PROVIDED ENTRIES »
-- Opening Marker --

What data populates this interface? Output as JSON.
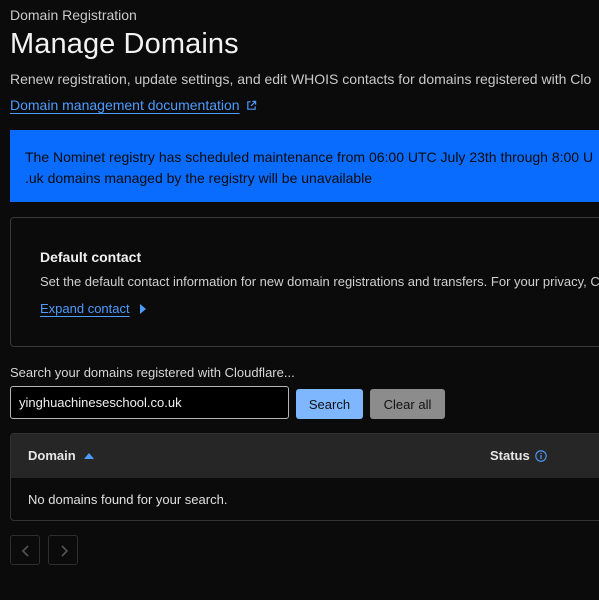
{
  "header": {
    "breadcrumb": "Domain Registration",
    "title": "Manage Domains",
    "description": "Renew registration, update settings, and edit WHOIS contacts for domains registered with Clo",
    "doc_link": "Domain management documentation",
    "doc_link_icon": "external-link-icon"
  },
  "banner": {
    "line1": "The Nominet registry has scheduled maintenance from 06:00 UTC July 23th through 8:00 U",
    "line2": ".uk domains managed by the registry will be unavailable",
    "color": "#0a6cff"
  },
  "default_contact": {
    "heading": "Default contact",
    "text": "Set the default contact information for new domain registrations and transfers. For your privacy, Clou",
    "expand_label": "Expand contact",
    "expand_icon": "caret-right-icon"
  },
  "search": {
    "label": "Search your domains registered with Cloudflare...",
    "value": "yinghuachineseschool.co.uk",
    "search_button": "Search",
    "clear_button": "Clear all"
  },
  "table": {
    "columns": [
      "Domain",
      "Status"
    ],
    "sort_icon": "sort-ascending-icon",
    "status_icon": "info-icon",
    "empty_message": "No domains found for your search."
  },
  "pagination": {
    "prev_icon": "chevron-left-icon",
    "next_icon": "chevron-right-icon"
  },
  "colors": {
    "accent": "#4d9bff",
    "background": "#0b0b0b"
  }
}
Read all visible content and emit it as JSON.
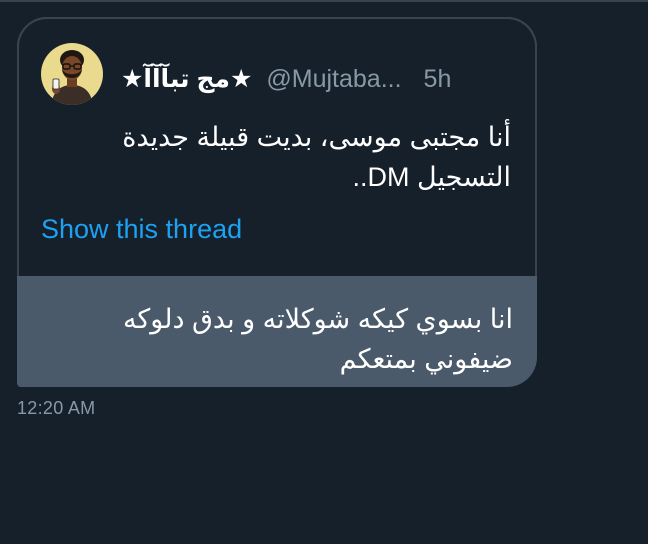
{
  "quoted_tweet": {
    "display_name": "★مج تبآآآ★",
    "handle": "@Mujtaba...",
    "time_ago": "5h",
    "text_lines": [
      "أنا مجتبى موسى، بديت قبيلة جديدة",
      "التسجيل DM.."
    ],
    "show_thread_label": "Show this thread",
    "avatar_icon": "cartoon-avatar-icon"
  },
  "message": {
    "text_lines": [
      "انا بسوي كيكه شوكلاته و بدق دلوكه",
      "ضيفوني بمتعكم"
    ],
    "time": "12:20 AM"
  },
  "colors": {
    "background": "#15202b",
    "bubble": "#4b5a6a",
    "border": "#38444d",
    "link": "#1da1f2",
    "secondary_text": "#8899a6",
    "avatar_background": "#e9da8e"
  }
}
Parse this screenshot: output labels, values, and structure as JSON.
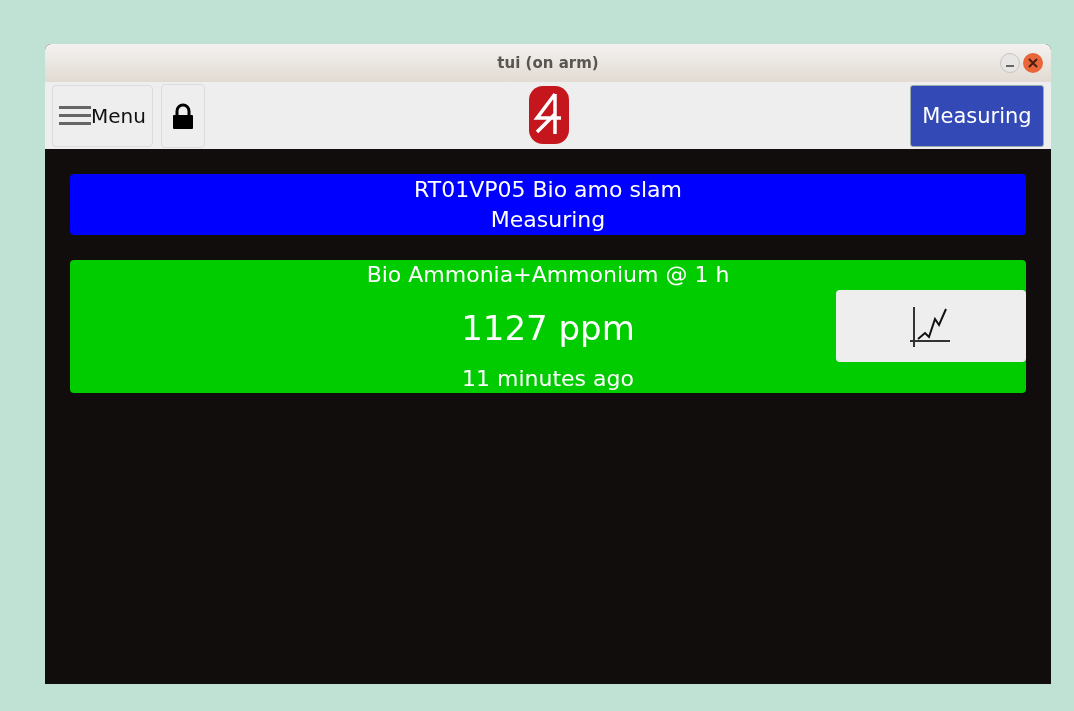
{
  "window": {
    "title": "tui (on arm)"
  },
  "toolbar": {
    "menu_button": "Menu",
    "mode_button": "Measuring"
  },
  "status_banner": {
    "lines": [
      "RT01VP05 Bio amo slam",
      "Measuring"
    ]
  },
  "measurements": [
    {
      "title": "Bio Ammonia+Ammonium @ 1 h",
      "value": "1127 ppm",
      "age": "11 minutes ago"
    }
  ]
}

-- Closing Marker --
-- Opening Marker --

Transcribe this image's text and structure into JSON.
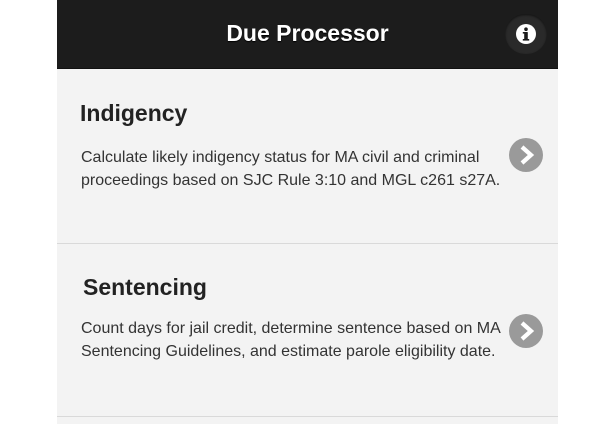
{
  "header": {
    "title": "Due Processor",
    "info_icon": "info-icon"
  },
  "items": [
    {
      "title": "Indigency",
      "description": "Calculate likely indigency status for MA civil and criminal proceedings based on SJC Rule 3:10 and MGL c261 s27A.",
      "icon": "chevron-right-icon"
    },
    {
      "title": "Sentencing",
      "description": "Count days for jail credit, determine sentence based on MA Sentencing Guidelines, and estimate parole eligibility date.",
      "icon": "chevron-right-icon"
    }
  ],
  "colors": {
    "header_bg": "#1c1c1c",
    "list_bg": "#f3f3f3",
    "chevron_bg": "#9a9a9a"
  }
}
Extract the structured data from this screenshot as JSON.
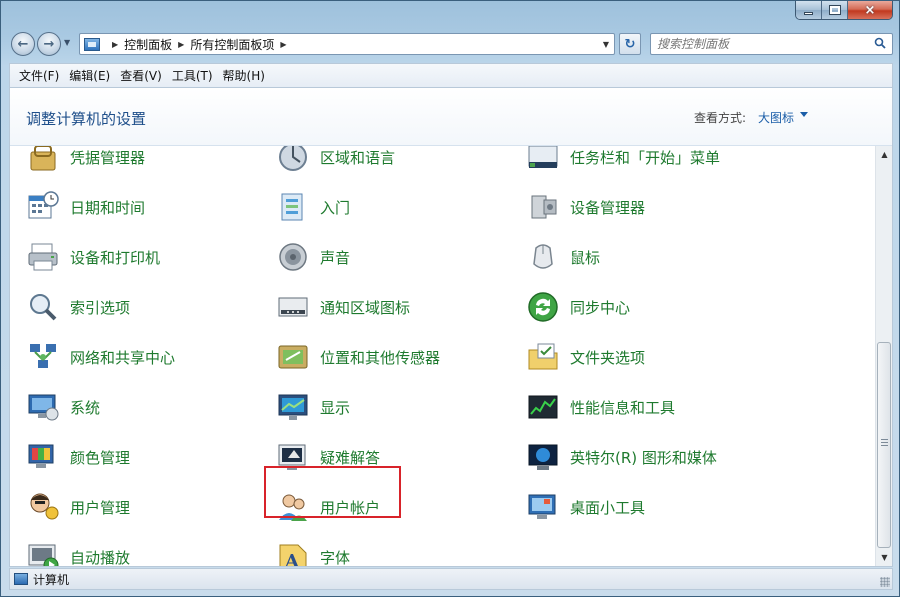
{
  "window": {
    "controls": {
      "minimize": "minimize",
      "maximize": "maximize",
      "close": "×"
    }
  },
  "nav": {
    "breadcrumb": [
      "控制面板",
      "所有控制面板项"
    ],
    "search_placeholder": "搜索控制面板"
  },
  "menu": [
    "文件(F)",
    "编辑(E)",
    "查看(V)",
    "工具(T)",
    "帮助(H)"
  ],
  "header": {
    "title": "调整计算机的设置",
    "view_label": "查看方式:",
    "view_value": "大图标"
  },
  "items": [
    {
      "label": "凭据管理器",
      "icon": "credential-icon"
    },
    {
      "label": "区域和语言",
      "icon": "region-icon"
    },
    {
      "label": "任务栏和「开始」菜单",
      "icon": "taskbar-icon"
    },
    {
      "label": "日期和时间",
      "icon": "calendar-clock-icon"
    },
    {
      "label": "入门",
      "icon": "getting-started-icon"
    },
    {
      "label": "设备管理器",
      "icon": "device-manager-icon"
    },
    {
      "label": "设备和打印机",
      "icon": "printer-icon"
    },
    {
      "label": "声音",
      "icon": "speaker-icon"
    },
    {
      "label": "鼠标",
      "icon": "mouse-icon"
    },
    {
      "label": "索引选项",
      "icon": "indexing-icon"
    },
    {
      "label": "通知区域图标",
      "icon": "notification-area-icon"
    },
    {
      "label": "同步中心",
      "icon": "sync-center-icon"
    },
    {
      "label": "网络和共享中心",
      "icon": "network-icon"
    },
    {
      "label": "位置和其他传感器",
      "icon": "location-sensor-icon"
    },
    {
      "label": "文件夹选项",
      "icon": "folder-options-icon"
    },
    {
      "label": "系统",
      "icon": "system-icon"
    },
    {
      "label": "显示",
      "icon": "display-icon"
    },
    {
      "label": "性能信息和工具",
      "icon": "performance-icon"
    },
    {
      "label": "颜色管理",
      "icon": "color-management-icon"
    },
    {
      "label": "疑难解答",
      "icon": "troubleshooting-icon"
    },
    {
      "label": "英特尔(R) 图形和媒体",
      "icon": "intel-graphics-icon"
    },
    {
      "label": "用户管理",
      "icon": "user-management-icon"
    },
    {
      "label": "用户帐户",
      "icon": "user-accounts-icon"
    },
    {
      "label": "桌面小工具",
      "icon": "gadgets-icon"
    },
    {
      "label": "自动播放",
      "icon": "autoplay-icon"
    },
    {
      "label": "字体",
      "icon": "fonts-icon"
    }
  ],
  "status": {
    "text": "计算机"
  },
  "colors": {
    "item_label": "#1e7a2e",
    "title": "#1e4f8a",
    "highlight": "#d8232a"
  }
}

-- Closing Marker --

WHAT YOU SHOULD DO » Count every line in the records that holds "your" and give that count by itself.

RESPONSE TO THE TASK » 3